I'm not normally a crop circle kind of guy. However, I do have eyes to see and I am an authority on firearms. In these two crop circles photographed
in the UK I can pretty much assure you that you are looking at star extractors for a revolver. The latest one is very rare and unique because it looks like a 16 shooter.
We'll start with the older one from Bishop's Sutton. The above picture is a star extractor from a revolver. The cartridges rest atop them so that they may be ejected quickly. It is a six shooter like the crop circle.
This image shows you how the extractor sits in a revolver cylinder.
The next one is very unique. It may even be a one of a kind. You will notice the Buckle Street crop circle has eight holes inside another eight holes like our H. D. H. Belgian revolver
. The edges of the outer ring are open while the inner are not. Analysts have assumed the crop circle was a gear, but I disagree. I feel the best explanation is the star extractor.
Here is another view where you get the appreciation of what I'm talking about. There can be little doubt that this is the best example of what we're seeing here. The million dollar question is of course WHY? Is there a plot afoot? Will a WWIII be set up with an assassination like WWI? This is a deep burning issue.
I had the fortune of working with a former policeman last night who is devoted to books and learning like myself. He concurred with my interpretation of the object straight away. When you have handled revolvers there is no mistake at what is you're looking at. I arose this morning with the meaning to the message. Maybe that's why it was shared with me in the first place. The extractor star has a very special purpose it removes the bullets from the gun. That is the message. We should not fight or on a deeper plane make war. The first crop circle was from the year 2000. It was a pre 9/11 world. The message was EJECT or STOP. DON'T DO IT. The present message is in the dawn of another era where troops are massing on a grander stage hence a bigger extractor star. It is the star from a very unique and rare revolver of which you see serial number 1 in the images above. They picked that one for a reason because we missed the last one. I hope we understand the message this time. In the dawn of the 100th anniversary of WWI don't shoot. Don't allow another assassination false flag like the one at Sarajevo

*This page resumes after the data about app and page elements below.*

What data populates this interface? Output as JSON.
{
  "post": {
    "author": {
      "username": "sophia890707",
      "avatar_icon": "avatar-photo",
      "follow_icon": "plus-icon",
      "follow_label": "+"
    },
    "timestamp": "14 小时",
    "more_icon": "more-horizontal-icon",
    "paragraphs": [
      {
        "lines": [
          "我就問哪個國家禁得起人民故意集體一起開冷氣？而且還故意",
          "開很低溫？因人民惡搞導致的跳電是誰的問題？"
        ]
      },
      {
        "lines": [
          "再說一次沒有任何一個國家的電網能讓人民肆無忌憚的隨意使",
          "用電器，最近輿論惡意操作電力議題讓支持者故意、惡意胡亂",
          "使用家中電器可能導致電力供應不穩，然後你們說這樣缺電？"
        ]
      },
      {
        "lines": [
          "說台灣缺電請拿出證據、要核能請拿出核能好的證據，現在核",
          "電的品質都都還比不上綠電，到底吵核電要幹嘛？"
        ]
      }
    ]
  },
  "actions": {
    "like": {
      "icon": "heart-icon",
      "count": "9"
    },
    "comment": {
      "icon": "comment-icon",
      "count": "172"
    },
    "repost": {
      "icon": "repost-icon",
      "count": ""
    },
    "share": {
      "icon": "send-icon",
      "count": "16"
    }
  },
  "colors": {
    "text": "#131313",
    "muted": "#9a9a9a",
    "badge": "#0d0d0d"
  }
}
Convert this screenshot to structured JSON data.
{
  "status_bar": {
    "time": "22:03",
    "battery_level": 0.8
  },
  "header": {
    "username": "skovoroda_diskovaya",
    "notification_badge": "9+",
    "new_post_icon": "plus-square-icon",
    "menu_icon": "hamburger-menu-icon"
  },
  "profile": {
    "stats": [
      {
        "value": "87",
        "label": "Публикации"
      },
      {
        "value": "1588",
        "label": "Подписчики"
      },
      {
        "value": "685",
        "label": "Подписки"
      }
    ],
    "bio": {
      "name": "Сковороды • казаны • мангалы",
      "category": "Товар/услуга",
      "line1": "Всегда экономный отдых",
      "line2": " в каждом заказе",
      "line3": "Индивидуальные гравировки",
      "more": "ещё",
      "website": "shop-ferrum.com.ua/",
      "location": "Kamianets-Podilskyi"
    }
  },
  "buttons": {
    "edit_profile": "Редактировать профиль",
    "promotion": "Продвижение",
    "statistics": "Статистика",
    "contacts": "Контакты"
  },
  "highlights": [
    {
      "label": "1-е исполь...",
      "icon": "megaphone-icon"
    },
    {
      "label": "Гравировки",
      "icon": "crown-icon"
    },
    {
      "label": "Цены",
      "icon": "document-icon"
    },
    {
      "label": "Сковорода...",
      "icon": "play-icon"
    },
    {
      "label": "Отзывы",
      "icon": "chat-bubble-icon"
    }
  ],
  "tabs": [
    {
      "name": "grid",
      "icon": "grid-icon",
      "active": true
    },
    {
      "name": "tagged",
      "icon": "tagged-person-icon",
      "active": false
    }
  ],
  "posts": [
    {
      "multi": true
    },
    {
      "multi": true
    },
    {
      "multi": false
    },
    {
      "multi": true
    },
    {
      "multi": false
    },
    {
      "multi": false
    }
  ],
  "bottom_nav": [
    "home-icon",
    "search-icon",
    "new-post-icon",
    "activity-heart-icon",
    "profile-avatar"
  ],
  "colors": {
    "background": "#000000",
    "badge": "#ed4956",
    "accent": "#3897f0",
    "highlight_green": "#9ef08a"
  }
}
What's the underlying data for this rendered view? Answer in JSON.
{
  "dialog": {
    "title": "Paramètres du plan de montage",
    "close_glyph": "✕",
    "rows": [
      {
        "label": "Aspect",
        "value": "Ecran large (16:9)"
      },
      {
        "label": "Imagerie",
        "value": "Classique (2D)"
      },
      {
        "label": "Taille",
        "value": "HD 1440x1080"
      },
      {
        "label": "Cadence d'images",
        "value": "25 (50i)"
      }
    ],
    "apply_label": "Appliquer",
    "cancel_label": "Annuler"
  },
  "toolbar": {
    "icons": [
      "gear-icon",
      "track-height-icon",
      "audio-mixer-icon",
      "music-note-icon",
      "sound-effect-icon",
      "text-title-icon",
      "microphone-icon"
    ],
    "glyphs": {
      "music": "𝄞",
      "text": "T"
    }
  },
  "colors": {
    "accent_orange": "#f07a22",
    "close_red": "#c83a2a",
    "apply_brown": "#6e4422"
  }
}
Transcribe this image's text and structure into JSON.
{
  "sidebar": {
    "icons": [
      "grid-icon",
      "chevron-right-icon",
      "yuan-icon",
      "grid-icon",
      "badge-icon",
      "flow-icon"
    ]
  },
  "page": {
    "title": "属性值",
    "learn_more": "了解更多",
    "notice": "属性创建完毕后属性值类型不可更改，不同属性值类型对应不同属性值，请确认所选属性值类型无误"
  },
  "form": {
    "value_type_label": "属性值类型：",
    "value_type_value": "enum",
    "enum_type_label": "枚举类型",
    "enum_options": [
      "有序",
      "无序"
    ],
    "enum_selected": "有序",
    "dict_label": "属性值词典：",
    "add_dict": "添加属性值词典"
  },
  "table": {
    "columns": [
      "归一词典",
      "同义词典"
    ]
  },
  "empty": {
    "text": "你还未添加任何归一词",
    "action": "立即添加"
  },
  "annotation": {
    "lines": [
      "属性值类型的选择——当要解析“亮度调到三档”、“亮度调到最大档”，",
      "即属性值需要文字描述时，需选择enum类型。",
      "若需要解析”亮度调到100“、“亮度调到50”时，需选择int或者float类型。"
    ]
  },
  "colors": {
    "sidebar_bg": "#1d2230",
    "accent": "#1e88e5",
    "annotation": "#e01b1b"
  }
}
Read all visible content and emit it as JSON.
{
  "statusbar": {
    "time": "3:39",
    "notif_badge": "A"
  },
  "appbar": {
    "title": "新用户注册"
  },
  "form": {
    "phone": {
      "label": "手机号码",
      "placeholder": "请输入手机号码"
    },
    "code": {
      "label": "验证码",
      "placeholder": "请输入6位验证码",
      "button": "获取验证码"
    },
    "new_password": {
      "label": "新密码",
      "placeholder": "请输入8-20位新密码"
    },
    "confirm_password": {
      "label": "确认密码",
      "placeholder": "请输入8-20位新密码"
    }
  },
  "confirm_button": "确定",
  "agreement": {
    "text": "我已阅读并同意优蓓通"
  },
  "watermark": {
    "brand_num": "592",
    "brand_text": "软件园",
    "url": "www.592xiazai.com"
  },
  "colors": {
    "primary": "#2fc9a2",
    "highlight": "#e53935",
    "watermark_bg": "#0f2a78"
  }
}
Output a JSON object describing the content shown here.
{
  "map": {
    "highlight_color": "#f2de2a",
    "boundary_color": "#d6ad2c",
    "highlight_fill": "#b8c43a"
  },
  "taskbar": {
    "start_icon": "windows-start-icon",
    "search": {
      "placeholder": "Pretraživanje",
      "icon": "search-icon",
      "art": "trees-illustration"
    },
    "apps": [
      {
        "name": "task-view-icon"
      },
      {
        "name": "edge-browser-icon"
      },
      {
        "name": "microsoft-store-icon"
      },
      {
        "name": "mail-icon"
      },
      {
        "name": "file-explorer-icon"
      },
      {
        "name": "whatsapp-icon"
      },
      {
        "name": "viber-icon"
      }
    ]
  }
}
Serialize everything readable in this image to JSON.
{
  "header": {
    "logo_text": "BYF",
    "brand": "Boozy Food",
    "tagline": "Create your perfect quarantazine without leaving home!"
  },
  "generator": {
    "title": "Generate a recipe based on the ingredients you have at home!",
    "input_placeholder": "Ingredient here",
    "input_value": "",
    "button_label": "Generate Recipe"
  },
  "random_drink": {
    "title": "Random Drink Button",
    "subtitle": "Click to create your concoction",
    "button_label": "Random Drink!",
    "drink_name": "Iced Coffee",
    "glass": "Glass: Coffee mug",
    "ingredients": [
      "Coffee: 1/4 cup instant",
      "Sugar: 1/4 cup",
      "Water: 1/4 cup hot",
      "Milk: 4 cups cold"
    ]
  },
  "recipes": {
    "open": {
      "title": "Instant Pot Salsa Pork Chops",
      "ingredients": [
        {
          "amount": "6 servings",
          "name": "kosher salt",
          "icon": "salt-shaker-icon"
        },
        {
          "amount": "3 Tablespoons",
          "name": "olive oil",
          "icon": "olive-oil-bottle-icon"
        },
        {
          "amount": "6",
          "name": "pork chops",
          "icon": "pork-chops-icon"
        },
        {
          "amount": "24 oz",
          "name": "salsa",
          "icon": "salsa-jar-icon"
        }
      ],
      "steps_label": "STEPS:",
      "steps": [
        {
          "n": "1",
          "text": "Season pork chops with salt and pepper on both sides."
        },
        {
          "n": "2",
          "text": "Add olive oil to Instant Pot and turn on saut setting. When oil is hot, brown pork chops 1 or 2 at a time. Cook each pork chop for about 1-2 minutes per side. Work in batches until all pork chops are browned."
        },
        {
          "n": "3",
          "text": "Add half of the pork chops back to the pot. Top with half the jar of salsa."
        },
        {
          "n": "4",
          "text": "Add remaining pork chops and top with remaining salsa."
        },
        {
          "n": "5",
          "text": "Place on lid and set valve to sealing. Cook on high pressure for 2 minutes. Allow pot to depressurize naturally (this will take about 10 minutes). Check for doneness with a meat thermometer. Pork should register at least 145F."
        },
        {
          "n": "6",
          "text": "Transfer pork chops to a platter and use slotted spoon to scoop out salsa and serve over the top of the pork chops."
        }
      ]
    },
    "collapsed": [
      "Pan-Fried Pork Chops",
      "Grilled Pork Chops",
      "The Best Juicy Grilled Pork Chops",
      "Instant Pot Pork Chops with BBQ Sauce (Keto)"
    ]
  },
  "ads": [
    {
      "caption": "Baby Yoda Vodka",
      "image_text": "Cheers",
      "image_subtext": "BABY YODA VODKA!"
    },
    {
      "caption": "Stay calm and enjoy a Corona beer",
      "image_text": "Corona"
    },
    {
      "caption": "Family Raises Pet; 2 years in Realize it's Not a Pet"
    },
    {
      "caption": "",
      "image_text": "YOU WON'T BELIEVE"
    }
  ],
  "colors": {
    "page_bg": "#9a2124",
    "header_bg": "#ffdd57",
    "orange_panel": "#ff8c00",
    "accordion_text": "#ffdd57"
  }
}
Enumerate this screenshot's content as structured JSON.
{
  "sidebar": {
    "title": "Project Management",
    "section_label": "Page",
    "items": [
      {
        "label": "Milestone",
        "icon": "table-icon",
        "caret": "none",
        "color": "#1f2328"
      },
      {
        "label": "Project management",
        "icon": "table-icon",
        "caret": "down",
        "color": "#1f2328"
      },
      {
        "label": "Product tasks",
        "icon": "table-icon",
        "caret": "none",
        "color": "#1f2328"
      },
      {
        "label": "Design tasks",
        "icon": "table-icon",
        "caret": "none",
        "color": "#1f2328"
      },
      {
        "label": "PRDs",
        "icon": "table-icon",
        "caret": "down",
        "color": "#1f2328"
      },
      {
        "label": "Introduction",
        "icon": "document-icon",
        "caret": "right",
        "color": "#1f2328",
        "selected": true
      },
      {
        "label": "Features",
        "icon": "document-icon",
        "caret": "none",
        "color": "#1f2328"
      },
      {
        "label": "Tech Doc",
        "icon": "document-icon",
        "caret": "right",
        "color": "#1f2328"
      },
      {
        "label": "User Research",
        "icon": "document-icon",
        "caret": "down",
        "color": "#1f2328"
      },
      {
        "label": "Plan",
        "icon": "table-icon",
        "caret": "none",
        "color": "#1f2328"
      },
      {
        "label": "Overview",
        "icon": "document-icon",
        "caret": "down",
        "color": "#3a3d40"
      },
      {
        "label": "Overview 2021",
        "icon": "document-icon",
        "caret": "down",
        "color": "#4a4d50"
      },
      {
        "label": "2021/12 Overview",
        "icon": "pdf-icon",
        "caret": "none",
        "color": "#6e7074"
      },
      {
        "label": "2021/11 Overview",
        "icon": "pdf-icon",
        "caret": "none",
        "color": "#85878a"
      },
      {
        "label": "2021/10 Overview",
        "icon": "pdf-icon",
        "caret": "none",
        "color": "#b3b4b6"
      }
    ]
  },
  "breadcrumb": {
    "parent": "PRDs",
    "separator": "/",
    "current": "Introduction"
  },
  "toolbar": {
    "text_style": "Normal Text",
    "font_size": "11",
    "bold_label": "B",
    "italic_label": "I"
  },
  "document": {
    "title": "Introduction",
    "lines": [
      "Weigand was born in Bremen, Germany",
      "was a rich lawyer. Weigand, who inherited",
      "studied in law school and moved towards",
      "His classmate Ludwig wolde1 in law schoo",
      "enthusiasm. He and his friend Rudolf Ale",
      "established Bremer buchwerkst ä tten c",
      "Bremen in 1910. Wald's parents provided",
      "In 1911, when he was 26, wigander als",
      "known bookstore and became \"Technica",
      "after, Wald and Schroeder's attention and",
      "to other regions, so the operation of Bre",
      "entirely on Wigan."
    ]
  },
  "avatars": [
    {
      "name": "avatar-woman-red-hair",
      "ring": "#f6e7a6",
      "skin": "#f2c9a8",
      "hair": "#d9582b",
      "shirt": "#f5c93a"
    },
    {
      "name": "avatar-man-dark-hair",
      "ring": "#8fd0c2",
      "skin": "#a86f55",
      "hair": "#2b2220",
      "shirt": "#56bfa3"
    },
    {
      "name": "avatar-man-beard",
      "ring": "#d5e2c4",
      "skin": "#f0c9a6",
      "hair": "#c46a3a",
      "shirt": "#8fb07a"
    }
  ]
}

If the Bishop's Sutton crop circle provides a lesson, there were two very significant events in August 2000. You know them. They are not swallowed completely down the memory hole. The first and foremost was the sinking of the Russian submarine Kursk
. The next was the downing of Gulf Air Flight 072
flying from Cairo to Bahrain. It was lost with all aboard. Included was U.S. diplomatic courier
Seth J. Foti, 31. The material was so sensitive the U.S. Navy sent divers for an ocean recovery. We now know 9/11 warnings were sent out in advance. I would suspect this was the material.
Sailors from the aircraft carrier USS George Washington (CVN 73) leave the ship in a Rigid Hull Inflatable Boat on Aug. 24, 2000, to assist in the recovery
of Gulf Air Flight 072, which crashed into the Persian Gulf off the northern coast of Bahrain yesterday. The George Washington, home ported in Norfolk, Va., is in Bahrain on a routine port visit to the gulf island nation. The George Washington Battle Group is deployed to the Persian Gulf in support of Operation Southern Watch, which is the U.S. and coalition enforcement of the no-fly-zone over Southern Iraq. DoD photo by Petty Officer 3rd Class Carrie-Anne Gonzalez, U.S. Navy. (Released)
There were allegations the Kursk was involved in a collision with a NATO submarine. There were three in the vicinity.
Senior officers in the Russian Navy offered a variety of explanations for the accident. Four days after the Kursk sank, Russian Navy Commander-in-Chief and Fleet Admiral Vladimir Kuroyedov stated the accident had been caused by a serious collision.
Torpedo hole in Kursk? There were allegations it was shot by USS Memphis
On 29 or 30 August 2000, the government commission announced that the likely cause of the sinking was a "strong 'dynamic external impact' corresponding with 'first event'", probably a collision with a foreign submarine or a large surface ship, or striking a World War II mine. They cited that the exercise had been monitored by two American Los Angeles-class submarines–USS Memphis (SSN-691) and USS Toledo (SSN-769)–and the Royal Navy Swiftsure class submarine HMS Splendid. When the exercise was cancelled due to the accident, they put in at European ports.